THE PROBLEM — From the entries provided below, copy each line that contains the word "AGILIDADE".

DATA FOR THE TASK —
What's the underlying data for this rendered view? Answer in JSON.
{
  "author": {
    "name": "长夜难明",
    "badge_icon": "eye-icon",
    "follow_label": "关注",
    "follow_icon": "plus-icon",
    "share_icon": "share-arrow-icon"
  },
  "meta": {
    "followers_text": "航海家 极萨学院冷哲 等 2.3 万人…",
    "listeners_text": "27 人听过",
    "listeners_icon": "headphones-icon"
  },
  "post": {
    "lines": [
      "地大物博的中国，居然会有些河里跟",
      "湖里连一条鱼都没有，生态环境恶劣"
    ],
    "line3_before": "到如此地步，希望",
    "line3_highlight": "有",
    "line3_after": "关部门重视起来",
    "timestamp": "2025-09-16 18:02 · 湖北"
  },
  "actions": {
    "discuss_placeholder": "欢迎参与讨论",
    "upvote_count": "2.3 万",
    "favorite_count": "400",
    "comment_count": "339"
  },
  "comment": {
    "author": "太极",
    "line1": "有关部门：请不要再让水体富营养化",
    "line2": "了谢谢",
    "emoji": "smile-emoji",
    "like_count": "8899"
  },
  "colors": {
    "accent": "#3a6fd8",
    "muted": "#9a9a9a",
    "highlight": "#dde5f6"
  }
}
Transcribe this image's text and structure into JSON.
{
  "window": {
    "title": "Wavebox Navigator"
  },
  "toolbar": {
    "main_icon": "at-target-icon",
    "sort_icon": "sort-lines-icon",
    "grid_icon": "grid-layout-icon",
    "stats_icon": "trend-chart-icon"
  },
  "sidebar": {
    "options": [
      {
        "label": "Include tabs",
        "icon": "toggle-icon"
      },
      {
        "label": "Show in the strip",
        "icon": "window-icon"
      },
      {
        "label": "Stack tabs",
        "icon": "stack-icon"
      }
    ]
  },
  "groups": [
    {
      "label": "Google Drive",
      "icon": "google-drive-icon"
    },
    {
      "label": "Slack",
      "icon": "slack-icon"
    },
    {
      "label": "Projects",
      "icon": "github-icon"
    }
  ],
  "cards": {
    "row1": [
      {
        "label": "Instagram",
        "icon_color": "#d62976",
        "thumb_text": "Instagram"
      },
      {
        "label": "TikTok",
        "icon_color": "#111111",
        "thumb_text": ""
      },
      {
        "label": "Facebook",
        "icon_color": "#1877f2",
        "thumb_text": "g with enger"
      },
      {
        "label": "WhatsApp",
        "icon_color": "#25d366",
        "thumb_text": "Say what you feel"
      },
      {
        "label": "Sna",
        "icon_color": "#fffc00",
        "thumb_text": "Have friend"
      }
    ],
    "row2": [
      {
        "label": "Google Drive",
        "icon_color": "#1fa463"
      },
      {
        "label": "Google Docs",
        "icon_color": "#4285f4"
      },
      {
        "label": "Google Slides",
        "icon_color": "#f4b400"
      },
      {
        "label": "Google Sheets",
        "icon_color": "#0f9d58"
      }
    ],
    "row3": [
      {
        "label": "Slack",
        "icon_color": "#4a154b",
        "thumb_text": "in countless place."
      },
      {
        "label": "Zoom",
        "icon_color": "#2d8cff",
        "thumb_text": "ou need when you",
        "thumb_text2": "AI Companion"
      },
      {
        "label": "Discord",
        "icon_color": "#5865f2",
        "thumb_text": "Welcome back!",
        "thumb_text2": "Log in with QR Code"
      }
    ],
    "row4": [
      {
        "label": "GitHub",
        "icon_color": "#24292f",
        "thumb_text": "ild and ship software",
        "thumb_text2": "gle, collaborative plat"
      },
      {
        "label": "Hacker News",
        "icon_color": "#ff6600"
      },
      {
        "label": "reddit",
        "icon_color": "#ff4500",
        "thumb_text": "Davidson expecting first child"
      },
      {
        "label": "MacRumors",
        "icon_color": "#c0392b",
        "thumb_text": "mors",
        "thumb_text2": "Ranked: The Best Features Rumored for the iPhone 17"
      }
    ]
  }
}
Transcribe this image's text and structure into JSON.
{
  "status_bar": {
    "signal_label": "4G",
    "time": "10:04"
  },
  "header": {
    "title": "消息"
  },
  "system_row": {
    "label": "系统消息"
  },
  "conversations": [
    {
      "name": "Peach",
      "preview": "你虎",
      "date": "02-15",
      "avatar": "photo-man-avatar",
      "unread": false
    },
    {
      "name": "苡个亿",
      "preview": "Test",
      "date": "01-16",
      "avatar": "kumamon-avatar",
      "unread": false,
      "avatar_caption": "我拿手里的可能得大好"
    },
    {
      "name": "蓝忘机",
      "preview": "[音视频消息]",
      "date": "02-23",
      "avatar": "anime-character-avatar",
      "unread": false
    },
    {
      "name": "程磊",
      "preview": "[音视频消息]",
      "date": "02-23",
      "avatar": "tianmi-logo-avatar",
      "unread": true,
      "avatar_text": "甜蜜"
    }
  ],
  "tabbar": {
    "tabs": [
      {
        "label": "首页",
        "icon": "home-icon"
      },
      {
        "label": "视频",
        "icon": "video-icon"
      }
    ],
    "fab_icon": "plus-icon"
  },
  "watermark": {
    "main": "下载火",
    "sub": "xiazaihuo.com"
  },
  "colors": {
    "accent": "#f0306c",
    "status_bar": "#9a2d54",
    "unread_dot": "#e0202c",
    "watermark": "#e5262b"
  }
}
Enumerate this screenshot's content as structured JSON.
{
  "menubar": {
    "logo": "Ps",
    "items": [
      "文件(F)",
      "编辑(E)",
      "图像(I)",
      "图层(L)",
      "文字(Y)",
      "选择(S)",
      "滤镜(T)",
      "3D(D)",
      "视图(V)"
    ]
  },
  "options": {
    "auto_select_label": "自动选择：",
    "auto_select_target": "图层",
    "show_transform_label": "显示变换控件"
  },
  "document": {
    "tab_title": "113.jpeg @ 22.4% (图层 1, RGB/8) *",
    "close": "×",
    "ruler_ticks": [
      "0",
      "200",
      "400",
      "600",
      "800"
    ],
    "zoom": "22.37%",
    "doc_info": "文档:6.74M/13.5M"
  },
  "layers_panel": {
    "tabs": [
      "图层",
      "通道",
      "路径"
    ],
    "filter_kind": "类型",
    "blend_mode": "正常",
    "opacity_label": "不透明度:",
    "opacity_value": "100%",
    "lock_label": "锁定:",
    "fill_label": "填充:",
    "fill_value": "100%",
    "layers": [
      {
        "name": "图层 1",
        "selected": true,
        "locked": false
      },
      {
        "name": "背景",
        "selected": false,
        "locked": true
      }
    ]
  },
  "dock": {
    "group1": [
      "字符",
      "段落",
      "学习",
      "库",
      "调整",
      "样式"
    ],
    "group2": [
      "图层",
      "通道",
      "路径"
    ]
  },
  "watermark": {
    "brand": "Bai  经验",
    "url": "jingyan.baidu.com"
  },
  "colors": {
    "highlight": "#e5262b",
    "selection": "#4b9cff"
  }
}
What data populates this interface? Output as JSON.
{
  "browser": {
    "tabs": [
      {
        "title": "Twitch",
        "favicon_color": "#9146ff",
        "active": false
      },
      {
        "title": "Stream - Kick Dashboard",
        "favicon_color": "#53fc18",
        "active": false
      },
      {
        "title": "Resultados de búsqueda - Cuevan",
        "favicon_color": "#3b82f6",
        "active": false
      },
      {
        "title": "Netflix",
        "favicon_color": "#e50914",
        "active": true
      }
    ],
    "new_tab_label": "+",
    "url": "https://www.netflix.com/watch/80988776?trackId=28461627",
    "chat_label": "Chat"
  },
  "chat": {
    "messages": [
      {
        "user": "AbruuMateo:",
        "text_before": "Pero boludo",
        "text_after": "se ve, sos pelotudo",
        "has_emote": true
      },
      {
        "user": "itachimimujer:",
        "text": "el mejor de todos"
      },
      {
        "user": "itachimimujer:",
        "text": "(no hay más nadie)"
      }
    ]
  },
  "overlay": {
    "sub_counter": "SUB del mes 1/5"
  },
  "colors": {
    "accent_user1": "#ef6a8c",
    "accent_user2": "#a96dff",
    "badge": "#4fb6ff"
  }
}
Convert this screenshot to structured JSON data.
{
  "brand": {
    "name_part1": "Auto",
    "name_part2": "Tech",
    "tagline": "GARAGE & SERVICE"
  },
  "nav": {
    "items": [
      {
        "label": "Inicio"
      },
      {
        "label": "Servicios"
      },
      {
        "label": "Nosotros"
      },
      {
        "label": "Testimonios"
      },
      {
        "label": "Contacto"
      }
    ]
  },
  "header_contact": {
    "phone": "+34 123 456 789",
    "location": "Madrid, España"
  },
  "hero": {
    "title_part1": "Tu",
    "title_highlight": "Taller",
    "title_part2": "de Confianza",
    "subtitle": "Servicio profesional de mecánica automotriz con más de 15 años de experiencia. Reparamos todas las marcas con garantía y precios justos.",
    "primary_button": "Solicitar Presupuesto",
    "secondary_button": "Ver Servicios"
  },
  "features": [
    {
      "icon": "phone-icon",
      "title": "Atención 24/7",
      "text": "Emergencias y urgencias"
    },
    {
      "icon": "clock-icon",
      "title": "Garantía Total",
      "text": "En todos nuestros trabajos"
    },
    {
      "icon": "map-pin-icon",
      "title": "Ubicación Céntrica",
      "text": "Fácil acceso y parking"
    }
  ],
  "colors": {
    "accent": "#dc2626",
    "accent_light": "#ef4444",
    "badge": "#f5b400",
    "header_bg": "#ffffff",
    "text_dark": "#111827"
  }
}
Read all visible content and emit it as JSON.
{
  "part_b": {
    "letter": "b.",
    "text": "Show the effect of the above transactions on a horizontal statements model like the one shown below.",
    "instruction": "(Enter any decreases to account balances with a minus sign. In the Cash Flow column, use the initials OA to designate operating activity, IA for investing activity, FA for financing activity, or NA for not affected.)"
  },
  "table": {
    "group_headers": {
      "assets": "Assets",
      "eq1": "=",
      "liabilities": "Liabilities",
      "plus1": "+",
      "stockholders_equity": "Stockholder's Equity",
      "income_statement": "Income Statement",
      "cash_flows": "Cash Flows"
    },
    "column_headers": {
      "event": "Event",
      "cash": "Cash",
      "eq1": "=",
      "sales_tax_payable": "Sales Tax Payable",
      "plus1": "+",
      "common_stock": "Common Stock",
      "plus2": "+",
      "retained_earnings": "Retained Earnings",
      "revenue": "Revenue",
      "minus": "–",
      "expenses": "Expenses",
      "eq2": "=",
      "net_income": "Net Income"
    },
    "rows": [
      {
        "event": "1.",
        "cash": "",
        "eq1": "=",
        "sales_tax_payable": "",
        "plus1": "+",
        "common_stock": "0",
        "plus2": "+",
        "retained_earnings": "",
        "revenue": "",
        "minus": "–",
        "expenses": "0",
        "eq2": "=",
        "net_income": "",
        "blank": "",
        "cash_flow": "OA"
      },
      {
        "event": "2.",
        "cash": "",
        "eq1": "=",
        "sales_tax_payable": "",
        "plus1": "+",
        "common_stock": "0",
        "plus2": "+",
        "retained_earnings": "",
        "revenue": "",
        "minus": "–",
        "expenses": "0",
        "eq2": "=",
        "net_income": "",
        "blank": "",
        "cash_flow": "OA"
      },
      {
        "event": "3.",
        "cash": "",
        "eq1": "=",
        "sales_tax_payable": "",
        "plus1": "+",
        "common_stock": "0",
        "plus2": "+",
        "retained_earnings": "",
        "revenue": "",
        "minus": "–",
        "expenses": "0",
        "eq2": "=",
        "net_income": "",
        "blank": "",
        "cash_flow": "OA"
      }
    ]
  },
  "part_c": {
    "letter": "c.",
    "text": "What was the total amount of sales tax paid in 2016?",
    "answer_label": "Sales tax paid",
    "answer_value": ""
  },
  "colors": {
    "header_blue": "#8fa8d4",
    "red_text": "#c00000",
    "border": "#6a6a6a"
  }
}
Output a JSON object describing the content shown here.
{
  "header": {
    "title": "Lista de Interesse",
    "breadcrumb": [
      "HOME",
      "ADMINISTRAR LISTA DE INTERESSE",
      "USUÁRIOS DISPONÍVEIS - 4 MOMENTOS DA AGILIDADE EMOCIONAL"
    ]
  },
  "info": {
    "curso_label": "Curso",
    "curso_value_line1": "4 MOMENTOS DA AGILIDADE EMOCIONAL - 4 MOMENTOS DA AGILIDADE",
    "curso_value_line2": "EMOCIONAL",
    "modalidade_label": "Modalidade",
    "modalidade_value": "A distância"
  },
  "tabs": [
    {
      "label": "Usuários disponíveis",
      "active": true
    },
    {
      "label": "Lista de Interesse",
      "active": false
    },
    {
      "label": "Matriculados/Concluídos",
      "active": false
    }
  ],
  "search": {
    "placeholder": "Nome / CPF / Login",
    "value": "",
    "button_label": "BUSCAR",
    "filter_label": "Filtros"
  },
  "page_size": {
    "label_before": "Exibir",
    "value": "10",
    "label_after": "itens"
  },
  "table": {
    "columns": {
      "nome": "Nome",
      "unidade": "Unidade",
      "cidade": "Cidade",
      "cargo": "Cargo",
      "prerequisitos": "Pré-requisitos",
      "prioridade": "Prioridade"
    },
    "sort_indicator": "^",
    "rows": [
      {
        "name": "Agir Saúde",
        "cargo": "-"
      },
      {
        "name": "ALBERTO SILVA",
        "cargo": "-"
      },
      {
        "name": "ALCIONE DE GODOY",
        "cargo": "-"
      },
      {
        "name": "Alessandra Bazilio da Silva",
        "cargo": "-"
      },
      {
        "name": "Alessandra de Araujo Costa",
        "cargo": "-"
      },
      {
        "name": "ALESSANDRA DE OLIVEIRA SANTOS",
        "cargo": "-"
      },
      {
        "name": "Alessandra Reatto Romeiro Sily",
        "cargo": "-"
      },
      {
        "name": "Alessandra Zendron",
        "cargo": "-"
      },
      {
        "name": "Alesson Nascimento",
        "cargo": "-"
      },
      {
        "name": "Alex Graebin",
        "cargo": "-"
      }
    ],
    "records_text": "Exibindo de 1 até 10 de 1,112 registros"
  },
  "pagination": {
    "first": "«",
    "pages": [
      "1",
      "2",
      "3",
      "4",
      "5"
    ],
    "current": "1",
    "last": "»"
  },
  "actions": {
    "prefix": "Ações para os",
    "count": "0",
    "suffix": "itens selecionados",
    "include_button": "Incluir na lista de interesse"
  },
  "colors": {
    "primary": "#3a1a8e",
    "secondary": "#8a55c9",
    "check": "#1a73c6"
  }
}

TASK OUTPUT —
      "USUÁRIOS DISPONÍVEIS - 4 MOMENTOS DA AGILIDADE EMOCIONAL"
    "curso_value_line1": "4 MOMENTOS DA AGILIDADE EMOCIONAL - 4 MOMENTOS DA AGILIDADE",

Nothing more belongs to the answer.